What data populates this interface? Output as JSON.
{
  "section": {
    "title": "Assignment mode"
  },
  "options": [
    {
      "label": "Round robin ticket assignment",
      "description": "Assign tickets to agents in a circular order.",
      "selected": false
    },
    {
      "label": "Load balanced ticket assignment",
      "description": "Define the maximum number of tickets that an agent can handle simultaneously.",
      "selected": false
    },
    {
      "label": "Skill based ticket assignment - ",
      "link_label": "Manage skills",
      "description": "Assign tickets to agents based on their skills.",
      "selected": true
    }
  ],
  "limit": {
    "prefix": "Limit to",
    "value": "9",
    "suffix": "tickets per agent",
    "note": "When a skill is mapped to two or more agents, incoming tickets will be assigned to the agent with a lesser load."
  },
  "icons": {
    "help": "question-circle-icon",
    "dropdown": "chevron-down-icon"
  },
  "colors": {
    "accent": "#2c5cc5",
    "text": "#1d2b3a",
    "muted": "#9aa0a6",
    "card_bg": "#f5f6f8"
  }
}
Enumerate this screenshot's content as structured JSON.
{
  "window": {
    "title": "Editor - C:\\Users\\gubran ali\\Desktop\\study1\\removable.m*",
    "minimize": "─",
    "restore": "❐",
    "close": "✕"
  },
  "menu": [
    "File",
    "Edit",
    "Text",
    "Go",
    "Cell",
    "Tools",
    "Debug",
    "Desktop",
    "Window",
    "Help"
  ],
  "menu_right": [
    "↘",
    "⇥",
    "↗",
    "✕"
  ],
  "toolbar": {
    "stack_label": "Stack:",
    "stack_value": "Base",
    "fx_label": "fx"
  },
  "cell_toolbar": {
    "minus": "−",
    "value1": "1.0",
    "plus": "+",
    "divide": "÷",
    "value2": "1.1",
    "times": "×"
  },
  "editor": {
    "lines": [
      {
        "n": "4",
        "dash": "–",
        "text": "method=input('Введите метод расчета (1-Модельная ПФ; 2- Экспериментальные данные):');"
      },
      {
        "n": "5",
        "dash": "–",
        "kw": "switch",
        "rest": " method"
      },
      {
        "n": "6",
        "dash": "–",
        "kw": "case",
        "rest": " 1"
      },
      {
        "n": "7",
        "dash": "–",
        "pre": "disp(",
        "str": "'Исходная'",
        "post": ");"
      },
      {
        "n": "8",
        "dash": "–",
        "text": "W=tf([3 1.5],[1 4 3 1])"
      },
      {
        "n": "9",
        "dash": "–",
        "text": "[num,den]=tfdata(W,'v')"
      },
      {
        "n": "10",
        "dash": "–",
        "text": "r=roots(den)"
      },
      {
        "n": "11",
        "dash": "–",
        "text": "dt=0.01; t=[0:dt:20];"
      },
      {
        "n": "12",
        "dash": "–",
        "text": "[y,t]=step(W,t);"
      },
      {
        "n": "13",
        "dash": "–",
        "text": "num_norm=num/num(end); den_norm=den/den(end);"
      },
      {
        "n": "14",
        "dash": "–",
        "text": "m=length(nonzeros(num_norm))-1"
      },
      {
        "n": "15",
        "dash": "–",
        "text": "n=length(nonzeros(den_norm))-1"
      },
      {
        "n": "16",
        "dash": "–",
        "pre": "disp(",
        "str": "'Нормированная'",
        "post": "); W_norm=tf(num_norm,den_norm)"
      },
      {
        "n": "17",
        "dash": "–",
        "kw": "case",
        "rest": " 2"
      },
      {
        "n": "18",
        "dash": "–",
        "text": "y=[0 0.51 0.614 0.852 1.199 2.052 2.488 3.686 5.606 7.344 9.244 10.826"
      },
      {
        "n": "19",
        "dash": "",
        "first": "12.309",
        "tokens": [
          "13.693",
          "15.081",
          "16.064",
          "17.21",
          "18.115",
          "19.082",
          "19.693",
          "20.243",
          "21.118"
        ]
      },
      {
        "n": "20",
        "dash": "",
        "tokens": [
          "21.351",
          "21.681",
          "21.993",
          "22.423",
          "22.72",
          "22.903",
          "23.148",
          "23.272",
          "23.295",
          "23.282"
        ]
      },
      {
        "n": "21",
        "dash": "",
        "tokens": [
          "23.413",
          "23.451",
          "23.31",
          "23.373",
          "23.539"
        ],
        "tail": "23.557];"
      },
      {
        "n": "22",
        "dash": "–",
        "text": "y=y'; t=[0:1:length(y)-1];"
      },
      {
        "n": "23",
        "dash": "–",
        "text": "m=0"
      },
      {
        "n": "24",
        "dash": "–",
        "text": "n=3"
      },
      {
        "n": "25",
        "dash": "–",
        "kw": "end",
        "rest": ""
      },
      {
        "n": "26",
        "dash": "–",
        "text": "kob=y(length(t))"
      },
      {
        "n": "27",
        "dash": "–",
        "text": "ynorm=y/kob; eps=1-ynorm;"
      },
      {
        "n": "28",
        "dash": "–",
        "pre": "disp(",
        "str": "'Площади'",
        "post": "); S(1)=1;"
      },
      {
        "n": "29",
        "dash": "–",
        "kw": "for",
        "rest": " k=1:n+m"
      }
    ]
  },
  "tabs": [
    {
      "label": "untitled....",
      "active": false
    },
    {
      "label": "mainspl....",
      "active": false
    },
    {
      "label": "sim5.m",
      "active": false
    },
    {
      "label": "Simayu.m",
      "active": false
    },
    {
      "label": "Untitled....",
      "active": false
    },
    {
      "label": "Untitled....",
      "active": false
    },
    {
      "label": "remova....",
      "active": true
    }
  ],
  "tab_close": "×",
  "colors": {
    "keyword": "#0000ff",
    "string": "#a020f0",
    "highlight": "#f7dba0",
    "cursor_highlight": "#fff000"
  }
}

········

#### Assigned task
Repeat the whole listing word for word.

#### Completed task
What data populates this interface? Output as JSON.
{
  "section": {
    "title": "Assignment mode"
  },
  "options": [
    {
      "label": "Round robin ticket assignment",
      "description": "Assign tickets to agents in a circular order.",
      "selected": false
    },
    {
      "label": "Load balanced ticket assignment",
      "description": "Define the maximum number of tickets that an agent can handle simultaneously.",
      "selected": false
    },
    {
      "label": "Skill based ticket assignment - ",
      "link_label": "Manage skills",
      "description": "Assign tickets to agents based on their skills.",
      "selected": true
    }
  ],
  "limit": {
    "prefix": "Limit to",
    "value": "9",
    "suffix": "tickets per agent",
    "note": "When a skill is mapped to two or more agents, incoming tickets will be assigned to the agent with a lesser load."
  },
  "icons": {
    "help": "question-circle-icon",
    "dropdown": "chevron-down-icon"
  },
  "colors": {
    "accent": "#2c5cc5",
    "text": "#1d2b3a",
    "muted": "#9aa0a6",
    "card_bg": "#f5f6f8"
  }
}
Enumerate this screenshot's content as structured JSON.
{
  "window": {
    "title": "Editor - C:\\Users\\gubran ali\\Desktop\\study1\\removable.m*",
    "minimize": "─",
    "restore": "❐",
    "close": "✕"
  },
  "menu": [
    "File",
    "Edit",
    "Text",
    "Go",
    "Cell",
    "Tools",
    "Debug",
    "Desktop",
    "Window",
    "Help"
  ],
  "menu_right": [
    "↘",
    "⇥",
    "↗",
    "✕"
  ],
  "toolbar": {
    "stack_label": "Stack:",
    "stack_value": "Base",
    "fx_label": "fx"
  },
  "cell_toolbar": {
    "minus": "−",
    "value1": "1.0",
    "plus": "+",
    "divide": "÷",
    "value2": "1.1",
    "times": "×"
  },
  "editor": {
    "lines": [
      {
        "n": "4",
        "dash": "–",
        "text": "method=input('Введите метод расчета (1-Модельная ПФ; 2- Экспериментальные данные):');"
      },
      {
        "n": "5",
        "dash": "–",
        "kw": "switch",
        "rest": " method"
      },
      {
        "n": "6",
        "dash": "–",
        "kw": "case",
        "rest": " 1"
      },
      {
        "n": "7",
        "dash": "–",
        "pre": "disp(",
        "str": "'Исходная'",
        "post": ");"
      },
      {
        "n": "8",
        "dash": "–",
        "text": "W=tf([3 1.5],[1 4 3 1])"
      },
      {
        "n": "9",
        "dash": "–",
        "text": "[num,den]=tfdata(W,'v')"
      },
      {
        "n": "10",
        "dash": "–",
        "text": "r=roots(den)"
      },
      {
        "n": "11",
        "dash": "–",
        "text": "dt=0.01; t=[0:dt:20];"
      },
      {
        "n": "12",
        "dash": "–",
        "text": "[y,t]=step(W,t);"
      },
      {
        "n": "13",
        "dash": "–",
        "text": "num_norm=num/num(end); den_norm=den/den(end);"
      },
      {
        "n": "14",
        "dash": "–",
        "text": "m=length(nonzeros(num_norm))-1"
      },
      {
        "n": "15",
        "dash": "–",
        "text": "n=length(nonzeros(den_norm))-1"
      },
      {
        "n": "16",
        "dash": "–",
        "pre": "disp(",
        "str": "'Нормированная'",
        "post": "); W_norm=tf(num_norm,den_norm)"
      },
      {
        "n": "17",
        "dash": "–",
        "kw": "case",
        "rest": " 2"
      },
      {
        "n": "18",
        "dash": "–",
        "text": "y=[0 0.51 0.614 0.852 1.199 2.052 2.488 3.686 5.606 7.344 9.244 10.826"
      },
      {
        "n": "19",
        "dash": "",
        "first": "12.309",
        "tokens": [
          "13.693",
          "15.081",
          "16.064",
          "17.21",
          "18.115",
          "19.082",
          "19.693",
          "20.243",
          "21.118"
        ]
      },
      {
        "n": "20",
        "dash": "",
        "tokens": [
          "21.351",
          "21.681",
          "21.993",
          "22.423",
          "22.72",
          "22.903",
          "23.148",
          "23.272",
          "23.295",
          "23.282"
        ]
      },
      {
        "n": "21",
        "dash": "",
        "tokens": [
          "23.413",
          "23.451",
          "23.31",
          "23.373",
          "23.539"
        ],
        "tail": "23.557];"
      },
      {
        "n": "22",
        "dash": "–",
        "text": "y=y'; t=[0:1:length(y)-1];"
      },
      {
        "n": "23",
        "dash": "–",
        "text": "m=0"
      },
      {
        "n": "24",
        "dash": "–",
        "text": "n=3"
      },
      {
        "n": "25",
        "dash": "–",
        "kw": "end",
        "rest": ""
      },
      {
        "n": "26",
        "dash": "–",
        "text": "kob=y(length(t))"
      },
      {
        "n": "27",
        "dash": "–",
        "text": "ynorm=y/kob; eps=1-ynorm;"
      },
      {
        "n": "28",
        "dash": "–",
        "pre": "disp(",
        "str": "'Площади'",
        "post": "); S(1)=1;"
      },
      {
        "n": "29",
        "dash": "–",
        "kw": "for",
        "rest": " k=1:n+m"
      }
    ]
  },
  "tabs": [
    {
      "label": "untitled....",
      "active": false
    },
    {
      "label": "mainspl....",
      "active": false
    },
    {
      "label": "sim5.m",
      "active": false
    },
    {
      "label": "Simayu.m",
      "active": false
    },
    {
      "label": "Untitled....",
      "active": false
    },
    {
      "label": "Untitled....",
      "active": false
    },
    {
      "label": "remova....",
      "active": true
    }
  ],
  "tab_close": "×",
  "colors": {
    "keyword": "#0000ff",
    "string": "#a020f0",
    "highlight": "#f7dba0",
    "cursor_highlight": "#fff000"
  }
}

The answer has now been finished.